[[ RECORD EXCERPTS, beginning ]]

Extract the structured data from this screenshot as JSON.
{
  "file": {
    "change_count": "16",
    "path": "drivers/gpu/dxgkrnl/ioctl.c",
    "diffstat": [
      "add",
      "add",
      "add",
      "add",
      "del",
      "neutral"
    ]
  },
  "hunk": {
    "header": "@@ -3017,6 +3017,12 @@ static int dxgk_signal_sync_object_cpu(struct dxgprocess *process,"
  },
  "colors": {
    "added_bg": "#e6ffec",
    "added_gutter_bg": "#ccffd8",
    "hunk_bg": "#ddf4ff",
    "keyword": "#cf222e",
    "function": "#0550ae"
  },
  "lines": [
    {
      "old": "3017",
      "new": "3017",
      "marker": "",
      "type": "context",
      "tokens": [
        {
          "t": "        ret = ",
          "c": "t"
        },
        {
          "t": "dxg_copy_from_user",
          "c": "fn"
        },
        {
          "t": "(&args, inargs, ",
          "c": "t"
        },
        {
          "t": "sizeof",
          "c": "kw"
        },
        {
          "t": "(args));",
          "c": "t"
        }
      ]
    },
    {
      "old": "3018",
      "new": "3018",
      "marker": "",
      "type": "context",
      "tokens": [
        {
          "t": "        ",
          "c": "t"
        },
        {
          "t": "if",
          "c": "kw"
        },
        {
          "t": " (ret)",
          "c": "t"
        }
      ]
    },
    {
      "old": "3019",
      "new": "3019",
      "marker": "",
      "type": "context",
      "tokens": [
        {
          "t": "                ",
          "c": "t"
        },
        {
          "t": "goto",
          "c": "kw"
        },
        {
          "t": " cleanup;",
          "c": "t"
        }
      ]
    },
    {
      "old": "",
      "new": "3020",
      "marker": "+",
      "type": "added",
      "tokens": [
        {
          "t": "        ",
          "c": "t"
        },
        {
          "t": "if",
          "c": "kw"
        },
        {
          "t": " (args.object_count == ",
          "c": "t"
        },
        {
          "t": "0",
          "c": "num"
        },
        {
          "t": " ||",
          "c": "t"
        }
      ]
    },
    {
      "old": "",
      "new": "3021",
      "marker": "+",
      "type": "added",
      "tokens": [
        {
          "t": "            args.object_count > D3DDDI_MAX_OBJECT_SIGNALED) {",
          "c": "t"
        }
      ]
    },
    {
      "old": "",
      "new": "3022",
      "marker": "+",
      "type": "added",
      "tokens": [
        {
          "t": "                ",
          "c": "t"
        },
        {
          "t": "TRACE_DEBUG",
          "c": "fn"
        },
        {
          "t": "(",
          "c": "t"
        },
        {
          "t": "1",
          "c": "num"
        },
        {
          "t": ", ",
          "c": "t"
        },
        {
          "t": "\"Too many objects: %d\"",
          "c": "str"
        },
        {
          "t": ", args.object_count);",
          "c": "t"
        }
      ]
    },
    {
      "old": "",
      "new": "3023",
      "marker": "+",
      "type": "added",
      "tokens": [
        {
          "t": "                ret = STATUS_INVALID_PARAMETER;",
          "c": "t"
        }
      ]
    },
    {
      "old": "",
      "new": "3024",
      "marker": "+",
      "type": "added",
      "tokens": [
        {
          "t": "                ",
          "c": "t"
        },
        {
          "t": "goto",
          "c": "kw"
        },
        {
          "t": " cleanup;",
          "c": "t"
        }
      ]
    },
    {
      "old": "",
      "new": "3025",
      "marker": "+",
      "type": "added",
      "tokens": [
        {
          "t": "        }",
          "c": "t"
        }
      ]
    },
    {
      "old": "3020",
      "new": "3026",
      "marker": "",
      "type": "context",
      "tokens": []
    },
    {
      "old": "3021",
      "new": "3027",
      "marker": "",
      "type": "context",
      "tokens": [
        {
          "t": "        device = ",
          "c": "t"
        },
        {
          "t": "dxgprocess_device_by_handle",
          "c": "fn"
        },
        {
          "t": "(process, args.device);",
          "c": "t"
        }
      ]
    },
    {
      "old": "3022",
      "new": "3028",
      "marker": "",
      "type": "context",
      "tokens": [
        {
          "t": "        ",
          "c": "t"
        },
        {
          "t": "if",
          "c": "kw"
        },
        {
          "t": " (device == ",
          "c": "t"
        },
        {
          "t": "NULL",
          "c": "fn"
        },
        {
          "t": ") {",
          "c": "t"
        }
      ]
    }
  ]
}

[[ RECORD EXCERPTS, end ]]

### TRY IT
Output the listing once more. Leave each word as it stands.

### RESPONSE TO THIS TASK
Extract the structured data from this screenshot as JSON.
{
  "file": {
    "change_count": "16",
    "path": "drivers/gpu/dxgkrnl/ioctl.c",
    "diffstat": [
      "add",
      "add",
      "add",
      "add",
      "del",
      "neutral"
    ]
  },
  "hunk": {
    "header": "@@ -3017,6 +3017,12 @@ static int dxgk_signal_sync_object_cpu(struct dxgprocess *process,"
  },
  "colors": {
    "added_bg": "#e6ffec",
    "added_gutter_bg": "#ccffd8",
    "hunk_bg": "#ddf4ff",
    "keyword": "#cf222e",
    "function": "#0550ae"
  },
  "lines": [
    {
      "old": "3017",
      "new": "3017",
      "marker": "",
      "type": "context",
      "tokens": [
        {
          "t": "        ret = ",
          "c": "t"
        },
        {
          "t": "dxg_copy_from_user",
          "c": "fn"
        },
        {
          "t": "(&args, inargs, ",
          "c": "t"
        },
        {
          "t": "sizeof",
          "c": "kw"
        },
        {
          "t": "(args));",
          "c": "t"
        }
      ]
    },
    {
      "old": "3018",
      "new": "3018",
      "marker": "",
      "type": "context",
      "tokens": [
        {
          "t": "        ",
          "c": "t"
        },
        {
          "t": "if",
          "c": "kw"
        },
        {
          "t": " (ret)",
          "c": "t"
        }
      ]
    },
    {
      "old": "3019",
      "new": "3019",
      "marker": "",
      "type": "context",
      "tokens": [
        {
          "t": "                ",
          "c": "t"
        },
        {
          "t": "goto",
          "c": "kw"
        },
        {
          "t": " cleanup;",
          "c": "t"
        }
      ]
    },
    {
      "old": "",
      "new": "3020",
      "marker": "+",
      "type": "added",
      "tokens": [
        {
          "t": "        ",
          "c": "t"
        },
        {
          "t": "if",
          "c": "kw"
        },
        {
          "t": " (args.object_count == ",
          "c": "t"
        },
        {
          "t": "0",
          "c": "num"
        },
        {
          "t": " ||",
          "c": "t"
        }
      ]
    },
    {
      "old": "",
      "new": "3021",
      "marker": "+",
      "type": "added",
      "tokens": [
        {
          "t": "            args.object_count > D3DDDI_MAX_OBJECT_SIGNALED) {",
          "c": "t"
        }
      ]
    },
    {
      "old": "",
      "new": "3022",
      "marker": "+",
      "type": "added",
      "tokens": [
        {
          "t": "                ",
          "c": "t"
        },
        {
          "t": "TRACE_DEBUG",
          "c": "fn"
        },
        {
          "t": "(",
          "c": "t"
        },
        {
          "t": "1",
          "c": "num"
        },
        {
          "t": ", ",
          "c": "t"
        },
        {
          "t": "\"Too many objects: %d\"",
          "c": "str"
        },
        {
          "t": ", args.object_count);",
          "c": "t"
        }
      ]
    },
    {
      "old": "",
      "new": "3023",
      "marker": "+",
      "type": "added",
      "tokens": [
        {
          "t": "                ret = STATUS_INVALID_PARAMETER;",
          "c": "t"
        }
      ]
    },
    {
      "old": "",
      "new": "3024",
      "marker": "+",
      "type": "added",
      "tokens": [
        {
          "t": "                ",
          "c": "t"
        },
        {
          "t": "goto",
          "c": "kw"
        },
        {
          "t": " cleanup;",
          "c": "t"
        }
      ]
    },
    {
      "old": "",
      "new": "3025",
      "marker": "+",
      "type": "added",
      "tokens": [
        {
          "t": "        }",
          "c": "t"
        }
      ]
    },
    {
      "old": "3020",
      "new": "3026",
      "marker": "",
      "type": "context",
      "tokens": []
    },
    {
      "old": "3021",
      "new": "3027",
      "marker": "",
      "type": "context",
      "tokens": [
        {
          "t": "        device = ",
          "c": "t"
        },
        {
          "t": "dxgprocess_device_by_handle",
          "c": "fn"
        },
        {
          "t": "(process, args.device);",
          "c": "t"
        }
      ]
    },
    {
      "old": "3022",
      "new": "3028",
      "marker": "",
      "type": "context",
      "tokens": [
        {
          "t": "        ",
          "c": "t"
        },
        {
          "t": "if",
          "c": "kw"
        },
        {
          "t": " (device == ",
          "c": "t"
        },
        {
          "t": "NULL",
          "c": "fn"
        },
        {
          "t": ") {",
          "c": "t"
        }
      ]
    }
  ]
}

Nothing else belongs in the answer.